• [AIM OF THE EXERCISE]:
Return every line below as is, leaving out the pictures.
*** Block opens ***
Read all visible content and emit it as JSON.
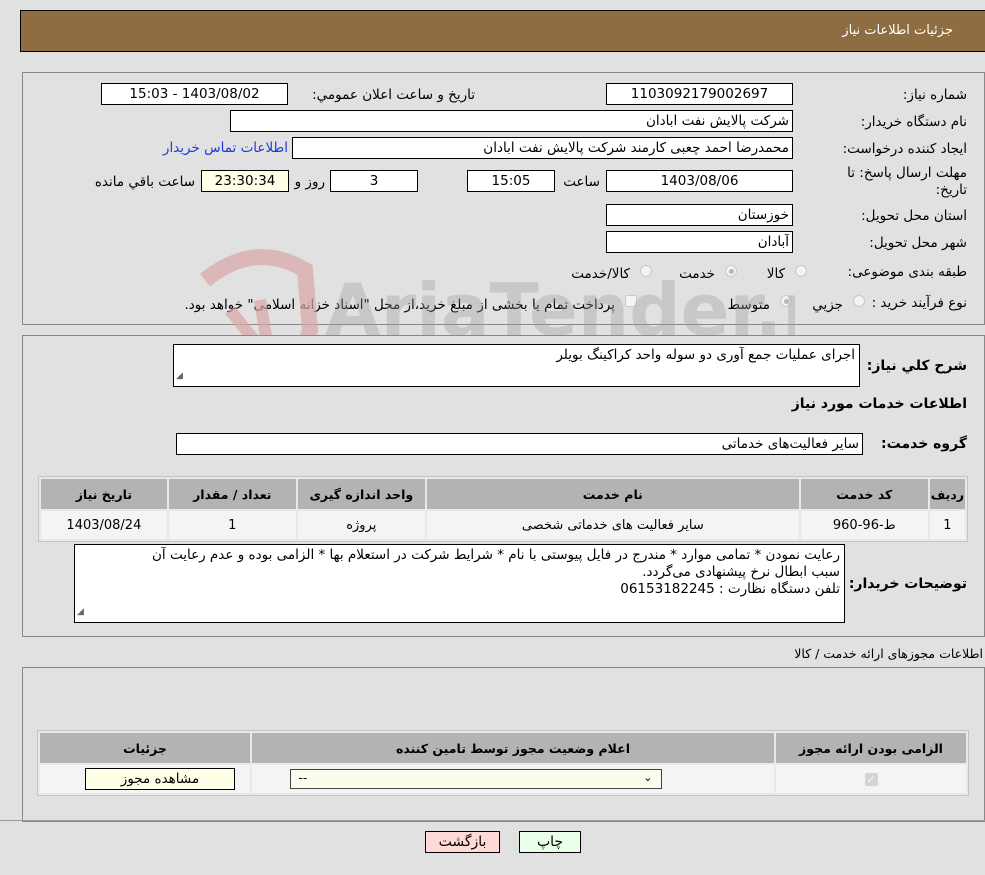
{
  "header": {
    "title": "جزئيات اطلاعات نياز"
  },
  "details": {
    "need_number_label": "شماره نياز:",
    "need_number": "1103092179002697",
    "announce_label": "تاريخ و ساعت اعلان عمومي:",
    "announce_value": "1403/08/02 - 15:03",
    "buyer_org_label": "نام دستگاه خريدار:",
    "buyer_org": "شرکت پالايش نفت ابادان",
    "creator_label": "ايجاد کننده درخواست:",
    "creator": "محمدرضا احمد چعبی کارمند شرکت پالایش نفت ابادان",
    "contact_link": "اطلاعات تماس خريدار",
    "deadline_label": "مهلت ارسال پاسخ: تا تاريخ:",
    "deadline_date": "1403/08/06",
    "time_label": "ساعت",
    "deadline_time": "15:05",
    "days_value": "3",
    "days_label": "روز و",
    "remaining_time": "23:30:34",
    "remaining_label": "ساعت باقي مانده",
    "province_label": "استان محل تحويل:",
    "province": "خوزستان",
    "city_label": "شهر محل تحويل:",
    "city": "آبادان",
    "category_label": "طبقه بندی موضوعی:",
    "category_options": [
      {
        "label": "کالا",
        "checked": false
      },
      {
        "label": "خدمت",
        "checked": true
      },
      {
        "label": "کالا/خدمت",
        "checked": false
      }
    ],
    "process_label": "نوع فرآيند خريد :",
    "process_options": [
      {
        "label": "جزيي",
        "checked": false
      },
      {
        "label": "متوسط",
        "checked": true
      }
    ],
    "treasury_note": "پرداخت تمام يا بخشی از مبلغ خريد،از محل \"اسناد خزانه اسلامی\" خواهد بود."
  },
  "description": {
    "label": "شرح كلي نياز:",
    "value": "اجرای عملیات جمع آوری دو سوله واحد کراکینگ بویلر"
  },
  "services": {
    "section_title": "اطلاعات خدمات مورد نياز",
    "group_label": "گروه خدمت:",
    "group_value": "سایر فعالیت‌های خدماتی",
    "columns": [
      "رديف",
      "كد خدمت",
      "نام خدمت",
      "واحد اندازه گيری",
      "تعداد / مقدار",
      "تاريخ نياز"
    ],
    "rows": [
      [
        "1",
        "ط-96-960",
        "سایر فعالیت های خدماتی شخصی",
        "پروژه",
        "1",
        "1403/08/24"
      ]
    ]
  },
  "buyer_notes": {
    "label": "توضيحات خريدار:",
    "lines": [
      "رعایت نمودن * تمامی موارد * مندرج در فایل پیوستی با نام * شرایط شرکت در استعلام بها * الزامی بوده و عدم رعایت آن",
      "سبب ابطال نرخ پیشنهادی می‌گردد.",
      "تلفن دستگاه نظارت : 06153182245"
    ]
  },
  "permits": {
    "section_title": "اطلاعات مجوزهای ارائه خدمت / کالا",
    "columns": [
      "الزامی بودن ارائه مجوز",
      "اعلام وضعيت مجوز توسط تامين کننده",
      "جزئيات"
    ],
    "row": {
      "required_checked": true,
      "status_value": "--",
      "details_button": "مشاهده مجوز"
    }
  },
  "footer": {
    "print_button": "چاپ",
    "back_button": "بازگشت"
  },
  "colors": {
    "header_bg": "#8f6d42",
    "print_bg": "#eaffea",
    "back_bg": "#ffd8d8",
    "link": "#1a3bd8"
  },
  "watermark": {
    "text": "AriaTender.neT"
  }
}
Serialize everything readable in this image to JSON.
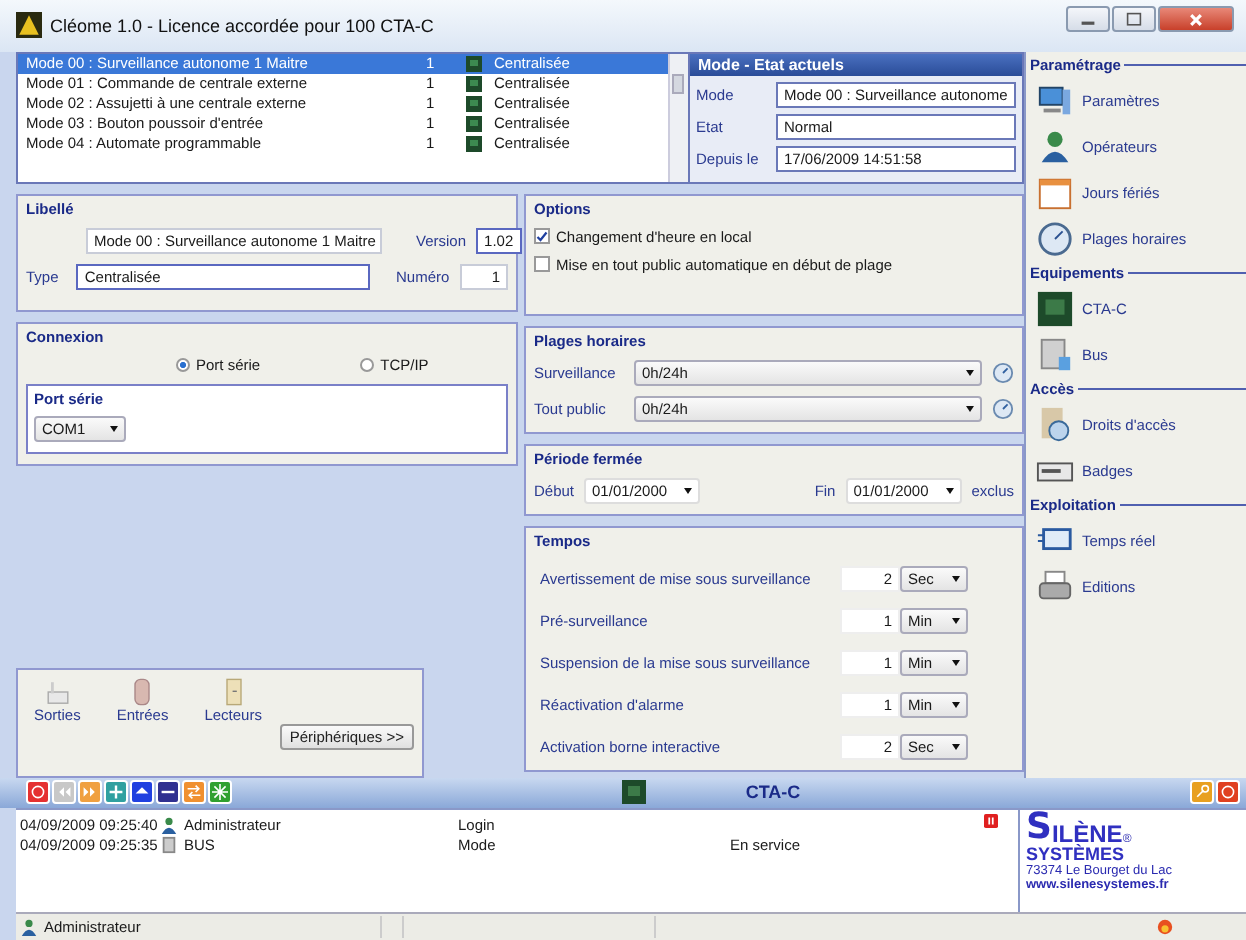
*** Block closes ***
• [WRITTEN SOLUTION]:
Read all visible content and emit it as JSON.
{
  "header": {
    "title": "جزئيات اطلاعات نياز"
  },
  "details": {
    "need_number_label": "شماره نياز:",
    "need_number": "1103092179002697",
    "announce_label": "تاريخ و ساعت اعلان عمومي:",
    "announce_value": "1403/08/02 - 15:03",
    "buyer_org_label": "نام دستگاه خريدار:",
    "buyer_org": "شرکت پالايش نفت ابادان",
    "creator_label": "ايجاد کننده درخواست:",
    "creator": "محمدرضا احمد چعبی کارمند شرکت پالایش نفت ابادان",
    "contact_link": "اطلاعات تماس خريدار",
    "deadline_label": "مهلت ارسال پاسخ: تا تاريخ:",
    "deadline_date": "1403/08/06",
    "time_label": "ساعت",
    "deadline_time": "15:05",
    "days_value": "3",
    "days_label": "روز و",
    "remaining_time": "23:30:34",
    "remaining_label": "ساعت باقي مانده",
    "province_label": "استان محل تحويل:",
    "province": "خوزستان",
    "city_label": "شهر محل تحويل:",
    "city": "آبادان",
    "category_label": "طبقه بندی موضوعی:",
    "category_options": [
      {
        "label": "کالا",
        "checked": false
      },
      {
        "label": "خدمت",
        "checked": true
      },
      {
        "label": "کالا/خدمت",
        "checked": false
      }
    ],
    "process_label": "نوع فرآيند خريد :",
    "process_options": [
      {
        "label": "جزيي",
        "checked": false
      },
      {
        "label": "متوسط",
        "checked": true
      }
    ],
    "treasury_note": "پرداخت تمام يا بخشی از مبلغ خريد،از محل \"اسناد خزانه اسلامی\" خواهد بود."
  },
  "description": {
    "label": "شرح كلي نياز:",
    "value": "اجرای عملیات جمع آوری دو سوله واحد کراکینگ بویلر"
  },
  "services": {
    "section_title": "اطلاعات خدمات مورد نياز",
    "group_label": "گروه خدمت:",
    "group_value": "سایر فعالیت‌های خدماتی",
    "columns": [
      "رديف",
      "كد خدمت",
      "نام خدمت",
      "واحد اندازه گيری",
      "تعداد / مقدار",
      "تاريخ نياز"
    ],
    "rows": [
      [
        "1",
        "ط-96-960",
        "سایر فعالیت های خدماتی شخصی",
        "پروژه",
        "1",
        "1403/08/24"
      ]
    ]
  },
  "buyer_notes": {
    "label": "توضيحات خريدار:",
    "lines": [
      "رعایت نمودن * تمامی موارد * مندرج در فایل پیوستی با نام * شرایط شرکت در استعلام بها * الزامی بوده و عدم رعایت آن",
      "سبب ابطال نرخ پیشنهادی می‌گردد.",
      "تلفن دستگاه نظارت : 06153182245"
    ]
  },
  "permits": {
    "section_title": "اطلاعات مجوزهای ارائه خدمت / کالا",
    "columns": [
      "الزامی بودن ارائه مجوز",
      "اعلام وضعيت مجوز توسط تامين کننده",
      "جزئيات"
    ],
    "row": {
      "required_checked": true,
      "status_value": "--",
      "details_button": "مشاهده مجوز"
    }
  },
  "footer": {
    "print_button": "چاپ",
    "back_button": "بازگشت"
  },
  "colors": {
    "header_bg": "#8f6d42",
    "print_bg": "#eaffea",
    "back_bg": "#ffd8d8",
    "link": "#1a3bd8"
  },
  "watermark": {
    "text": "AriaTender.neT"
  }
}
Serialize everything readable in this image to JSON.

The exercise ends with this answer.